This category is the second important component of the positive experience building process. Even if you send a press release, what if someone cannot open it and read it? Make sure your information and online press office or company website including a news tab are responsive, i.e. adjusted to different devices and display resolutions. This will permit journalists to learn the information you provide regardless of the device they use. It is also important in the visual context, as your information or press office are also assessed by their graphic design. A new user will promptly decide whether to stay and browse your website or not. If the site is not visually attractive, user experience will be worse. We will discuss that below in more detail.
This category informs whether the product is “user-friendly.” Usability includes a few components which support positive user experience design. Firstly, make sure that the information reaches the persons for whom it might be actually interesting. (Use the collected feedback and database segmentation.) Nothing worse than sending information about roofing sheets to food bloggers. Your effectiveness is also measured by whether the content is useful for a given journalist and whether they can use it in their work. Moreover, positive user experience involves lack of any mistakes, such as typos, wrong register or poor spelling. In technical terms, it means that you need to hide the list of recipients and customise your e-mail as appropriate; you may jeopardise any good relationship by addressing Joanna as Christopher in your e-mail.
This category defines the comfort of use of your materials or press office services and how well it meets user expectations. Make sure that your press information contains all files that a journalist may find necessary – multimedia, pictures, additional information and presentations. Include contact details for the media in your information and in your press office. Your newsroom should offer press kits and a link to an internal search engine to facilitate materials browsing and file search. Moreover, you may improve your usefulness with a social media stream to facilitate the research and provide a full review of the information published by the brand. Keep in mind that an important aspect of social press releases and direct contact with target groups is enabling them to share your information in social media.
This category defines the visual value of the website, its aesthetic nature and effectiveness. Make sure that the graphic design of your press information is appropriate – visible, clear and offering a “wow effect.” In order to improve it, try embedding multimedia components – videos, infographics, pictures – in your content. As it is a difficult task to do in MS Word, consider placing each release on a dedicated web page.
This category is aimed at convincing consumers that our product will meet their expectations. In the context of a PR – journalist relationship, this mainly implies assurance of the quality of the provided press information. Nobody likes liars and conmen. Therefore, support your claim with hard data if you are working with a given journalist for the first time.
With regard to technical matters, your brand’s press office should be placed under a relevant domain and the sender should be a credible person. (“From:” field must not read “buffalo87238”, for instance.) Keep that in mind as well.
Those few components create your value.
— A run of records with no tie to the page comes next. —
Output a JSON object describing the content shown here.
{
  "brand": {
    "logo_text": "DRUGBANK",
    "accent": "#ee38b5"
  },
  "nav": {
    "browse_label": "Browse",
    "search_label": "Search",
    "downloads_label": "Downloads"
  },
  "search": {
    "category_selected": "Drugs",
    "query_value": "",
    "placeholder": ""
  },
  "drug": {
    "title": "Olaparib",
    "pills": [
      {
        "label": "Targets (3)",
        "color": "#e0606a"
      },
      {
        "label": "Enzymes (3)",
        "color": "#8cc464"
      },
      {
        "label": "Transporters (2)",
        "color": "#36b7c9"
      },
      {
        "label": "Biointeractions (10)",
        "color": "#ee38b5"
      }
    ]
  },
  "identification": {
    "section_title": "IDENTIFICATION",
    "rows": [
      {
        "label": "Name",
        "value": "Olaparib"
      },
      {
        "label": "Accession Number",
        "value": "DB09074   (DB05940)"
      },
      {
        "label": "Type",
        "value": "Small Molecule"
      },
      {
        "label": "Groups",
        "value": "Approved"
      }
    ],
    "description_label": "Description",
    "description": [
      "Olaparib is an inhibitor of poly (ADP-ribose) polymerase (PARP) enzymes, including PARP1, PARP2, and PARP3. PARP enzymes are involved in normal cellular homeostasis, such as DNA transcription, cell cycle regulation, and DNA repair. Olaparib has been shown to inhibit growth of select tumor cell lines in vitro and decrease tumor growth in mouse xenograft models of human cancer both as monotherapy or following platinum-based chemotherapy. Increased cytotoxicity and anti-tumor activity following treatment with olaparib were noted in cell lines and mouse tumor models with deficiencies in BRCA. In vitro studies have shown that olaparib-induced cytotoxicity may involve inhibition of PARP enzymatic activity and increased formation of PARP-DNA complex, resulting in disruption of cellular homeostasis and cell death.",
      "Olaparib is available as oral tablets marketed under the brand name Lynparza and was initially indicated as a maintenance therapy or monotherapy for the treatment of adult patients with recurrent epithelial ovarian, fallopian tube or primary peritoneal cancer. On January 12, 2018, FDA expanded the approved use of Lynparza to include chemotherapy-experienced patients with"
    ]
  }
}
In practice, this means that you send a journalist, a blogger or a consumer a “product” which fully satisfies their needs and requirements. For a PR professional, this means better relationships with specific journalists, as well as better confidence, credibility and reach. A well-designed message can be found online or shared in social media, but it will only be possible when we focus on emotions and treat journalists just like we would like to be treated, and offer them what we would like to receive in their situation.
UX and PR share many common features. Both areas are interdisciplinary and require analysing recipients on many levels.
Let us know what you think.